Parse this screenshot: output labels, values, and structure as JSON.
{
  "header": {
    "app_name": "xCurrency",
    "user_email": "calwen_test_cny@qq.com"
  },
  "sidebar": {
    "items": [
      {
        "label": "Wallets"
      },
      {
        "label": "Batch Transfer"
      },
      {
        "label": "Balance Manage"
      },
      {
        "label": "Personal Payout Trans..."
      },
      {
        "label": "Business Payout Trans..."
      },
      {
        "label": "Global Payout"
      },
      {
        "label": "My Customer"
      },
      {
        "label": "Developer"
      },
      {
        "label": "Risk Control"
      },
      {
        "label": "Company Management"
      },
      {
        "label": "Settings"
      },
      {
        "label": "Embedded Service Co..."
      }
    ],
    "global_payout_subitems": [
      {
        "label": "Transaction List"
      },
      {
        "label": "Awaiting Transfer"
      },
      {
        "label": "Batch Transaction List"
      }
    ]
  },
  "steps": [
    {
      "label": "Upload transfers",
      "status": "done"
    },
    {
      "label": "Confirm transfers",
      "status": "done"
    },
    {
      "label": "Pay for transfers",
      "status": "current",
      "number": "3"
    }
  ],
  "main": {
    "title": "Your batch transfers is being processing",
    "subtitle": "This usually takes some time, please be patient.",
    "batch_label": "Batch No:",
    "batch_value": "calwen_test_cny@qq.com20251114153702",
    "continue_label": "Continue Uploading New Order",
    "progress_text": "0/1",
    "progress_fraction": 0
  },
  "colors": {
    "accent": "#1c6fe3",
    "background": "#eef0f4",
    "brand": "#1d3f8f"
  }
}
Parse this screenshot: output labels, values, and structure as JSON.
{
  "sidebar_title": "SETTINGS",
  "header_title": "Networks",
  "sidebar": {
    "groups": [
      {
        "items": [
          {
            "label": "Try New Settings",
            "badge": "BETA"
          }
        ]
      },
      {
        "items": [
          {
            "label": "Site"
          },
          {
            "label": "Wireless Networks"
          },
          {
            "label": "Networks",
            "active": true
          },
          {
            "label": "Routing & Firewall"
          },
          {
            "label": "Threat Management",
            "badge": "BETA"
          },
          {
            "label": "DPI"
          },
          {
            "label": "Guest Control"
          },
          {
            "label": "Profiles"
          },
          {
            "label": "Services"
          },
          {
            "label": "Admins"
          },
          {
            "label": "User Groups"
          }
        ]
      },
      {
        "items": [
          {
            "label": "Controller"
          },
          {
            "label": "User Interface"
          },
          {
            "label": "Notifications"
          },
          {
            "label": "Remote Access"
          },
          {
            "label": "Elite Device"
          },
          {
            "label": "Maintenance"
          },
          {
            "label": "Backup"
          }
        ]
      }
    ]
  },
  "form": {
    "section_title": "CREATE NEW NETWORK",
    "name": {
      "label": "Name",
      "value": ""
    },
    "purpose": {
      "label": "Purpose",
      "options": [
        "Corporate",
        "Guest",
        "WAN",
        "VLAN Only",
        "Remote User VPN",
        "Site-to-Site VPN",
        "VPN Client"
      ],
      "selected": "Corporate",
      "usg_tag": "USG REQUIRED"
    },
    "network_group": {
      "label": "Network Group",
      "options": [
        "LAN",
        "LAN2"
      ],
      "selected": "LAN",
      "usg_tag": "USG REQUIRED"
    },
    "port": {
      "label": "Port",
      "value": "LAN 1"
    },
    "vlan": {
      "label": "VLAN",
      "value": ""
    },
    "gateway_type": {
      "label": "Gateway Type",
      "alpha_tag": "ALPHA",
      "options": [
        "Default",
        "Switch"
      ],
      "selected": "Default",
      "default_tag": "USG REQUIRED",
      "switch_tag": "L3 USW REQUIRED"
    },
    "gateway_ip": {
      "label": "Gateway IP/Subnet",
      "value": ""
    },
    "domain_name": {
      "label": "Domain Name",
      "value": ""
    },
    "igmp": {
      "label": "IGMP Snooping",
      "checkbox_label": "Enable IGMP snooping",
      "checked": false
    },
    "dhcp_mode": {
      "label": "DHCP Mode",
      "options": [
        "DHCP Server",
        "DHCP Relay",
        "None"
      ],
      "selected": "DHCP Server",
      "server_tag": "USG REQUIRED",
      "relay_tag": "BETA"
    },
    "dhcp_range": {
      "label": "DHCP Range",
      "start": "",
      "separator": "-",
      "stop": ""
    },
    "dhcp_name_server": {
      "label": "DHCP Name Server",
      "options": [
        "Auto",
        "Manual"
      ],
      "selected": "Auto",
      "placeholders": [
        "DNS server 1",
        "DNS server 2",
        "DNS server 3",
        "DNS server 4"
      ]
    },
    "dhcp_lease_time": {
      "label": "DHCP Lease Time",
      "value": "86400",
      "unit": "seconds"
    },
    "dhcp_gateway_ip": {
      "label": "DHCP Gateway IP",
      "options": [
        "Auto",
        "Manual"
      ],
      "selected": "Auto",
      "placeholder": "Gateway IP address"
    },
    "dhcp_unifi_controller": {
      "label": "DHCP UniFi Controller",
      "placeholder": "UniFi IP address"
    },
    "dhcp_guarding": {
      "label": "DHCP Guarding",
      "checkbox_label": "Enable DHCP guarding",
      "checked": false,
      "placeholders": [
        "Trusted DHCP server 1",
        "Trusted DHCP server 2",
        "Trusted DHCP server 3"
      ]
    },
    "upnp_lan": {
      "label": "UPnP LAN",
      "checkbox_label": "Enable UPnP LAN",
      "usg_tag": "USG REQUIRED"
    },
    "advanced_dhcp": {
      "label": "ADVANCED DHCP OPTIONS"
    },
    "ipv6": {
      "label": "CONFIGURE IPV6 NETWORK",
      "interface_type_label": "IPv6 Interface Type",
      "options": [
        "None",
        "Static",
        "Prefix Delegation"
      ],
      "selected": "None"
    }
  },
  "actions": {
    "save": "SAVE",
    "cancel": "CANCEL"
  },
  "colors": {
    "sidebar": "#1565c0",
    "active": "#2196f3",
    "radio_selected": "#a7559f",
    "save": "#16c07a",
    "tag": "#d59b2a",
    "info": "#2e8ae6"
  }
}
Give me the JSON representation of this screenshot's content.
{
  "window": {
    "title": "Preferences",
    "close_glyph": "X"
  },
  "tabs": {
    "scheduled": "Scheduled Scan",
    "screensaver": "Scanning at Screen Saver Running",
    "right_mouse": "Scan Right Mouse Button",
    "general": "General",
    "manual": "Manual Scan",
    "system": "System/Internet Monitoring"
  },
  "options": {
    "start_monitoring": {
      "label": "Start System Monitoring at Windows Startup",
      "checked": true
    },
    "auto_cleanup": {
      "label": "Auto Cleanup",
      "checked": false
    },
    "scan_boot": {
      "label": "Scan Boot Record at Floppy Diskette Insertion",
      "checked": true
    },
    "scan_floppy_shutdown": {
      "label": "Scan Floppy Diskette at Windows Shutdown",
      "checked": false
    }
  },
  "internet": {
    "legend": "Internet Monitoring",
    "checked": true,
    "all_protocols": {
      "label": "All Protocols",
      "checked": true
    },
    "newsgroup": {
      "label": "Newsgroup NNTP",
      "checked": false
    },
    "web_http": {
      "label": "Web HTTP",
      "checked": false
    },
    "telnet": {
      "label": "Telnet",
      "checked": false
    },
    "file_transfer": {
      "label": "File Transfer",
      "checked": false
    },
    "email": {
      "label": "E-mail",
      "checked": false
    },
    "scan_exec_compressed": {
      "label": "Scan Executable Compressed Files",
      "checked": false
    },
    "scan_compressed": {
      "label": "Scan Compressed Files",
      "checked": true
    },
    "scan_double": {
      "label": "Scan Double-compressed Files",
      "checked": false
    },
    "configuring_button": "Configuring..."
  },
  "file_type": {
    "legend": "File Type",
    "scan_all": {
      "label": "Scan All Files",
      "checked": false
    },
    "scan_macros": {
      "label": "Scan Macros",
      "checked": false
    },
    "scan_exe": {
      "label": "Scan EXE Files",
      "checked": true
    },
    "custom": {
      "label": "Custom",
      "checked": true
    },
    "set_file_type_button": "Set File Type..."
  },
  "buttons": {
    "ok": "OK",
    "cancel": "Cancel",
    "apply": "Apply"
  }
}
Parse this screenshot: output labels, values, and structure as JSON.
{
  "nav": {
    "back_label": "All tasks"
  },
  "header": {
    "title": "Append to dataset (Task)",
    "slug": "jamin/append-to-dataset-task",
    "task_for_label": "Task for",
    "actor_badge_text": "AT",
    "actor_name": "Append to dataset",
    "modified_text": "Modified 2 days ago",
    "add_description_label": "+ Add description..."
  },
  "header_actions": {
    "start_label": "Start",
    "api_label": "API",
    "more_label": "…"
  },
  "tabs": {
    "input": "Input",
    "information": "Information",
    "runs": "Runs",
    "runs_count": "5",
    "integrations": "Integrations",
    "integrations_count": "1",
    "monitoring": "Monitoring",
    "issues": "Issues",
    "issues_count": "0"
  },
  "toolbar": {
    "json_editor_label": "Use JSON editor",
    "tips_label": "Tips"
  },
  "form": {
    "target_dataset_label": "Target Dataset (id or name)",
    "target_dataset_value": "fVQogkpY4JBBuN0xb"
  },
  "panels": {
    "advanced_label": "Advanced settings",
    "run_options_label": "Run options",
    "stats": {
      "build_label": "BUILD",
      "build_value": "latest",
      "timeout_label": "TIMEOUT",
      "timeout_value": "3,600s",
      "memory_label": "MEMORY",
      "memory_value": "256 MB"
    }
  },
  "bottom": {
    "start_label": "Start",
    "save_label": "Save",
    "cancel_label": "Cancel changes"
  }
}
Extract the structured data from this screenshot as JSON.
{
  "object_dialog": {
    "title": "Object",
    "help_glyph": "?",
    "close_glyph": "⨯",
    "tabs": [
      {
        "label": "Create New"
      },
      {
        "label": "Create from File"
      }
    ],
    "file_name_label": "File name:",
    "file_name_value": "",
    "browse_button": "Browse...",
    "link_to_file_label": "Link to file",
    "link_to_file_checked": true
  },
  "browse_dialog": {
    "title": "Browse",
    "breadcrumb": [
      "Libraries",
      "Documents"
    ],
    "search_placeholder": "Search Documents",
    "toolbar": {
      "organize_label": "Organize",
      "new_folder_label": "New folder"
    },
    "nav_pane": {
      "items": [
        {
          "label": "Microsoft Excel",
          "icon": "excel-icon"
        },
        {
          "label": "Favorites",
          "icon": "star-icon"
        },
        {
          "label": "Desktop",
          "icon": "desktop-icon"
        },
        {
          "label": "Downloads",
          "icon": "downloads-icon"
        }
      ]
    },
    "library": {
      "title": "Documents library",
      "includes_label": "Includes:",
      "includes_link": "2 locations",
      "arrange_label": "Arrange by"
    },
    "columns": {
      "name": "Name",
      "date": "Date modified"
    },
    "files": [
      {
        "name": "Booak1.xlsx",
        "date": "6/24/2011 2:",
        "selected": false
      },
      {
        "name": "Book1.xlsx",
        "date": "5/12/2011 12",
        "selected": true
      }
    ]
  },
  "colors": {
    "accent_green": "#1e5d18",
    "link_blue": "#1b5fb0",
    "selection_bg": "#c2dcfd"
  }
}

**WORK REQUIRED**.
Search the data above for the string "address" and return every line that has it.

**RESULT OF THIS TASK**.
      "placeholder": "Gateway IP address"
      "placeholder": "UniFi IP address"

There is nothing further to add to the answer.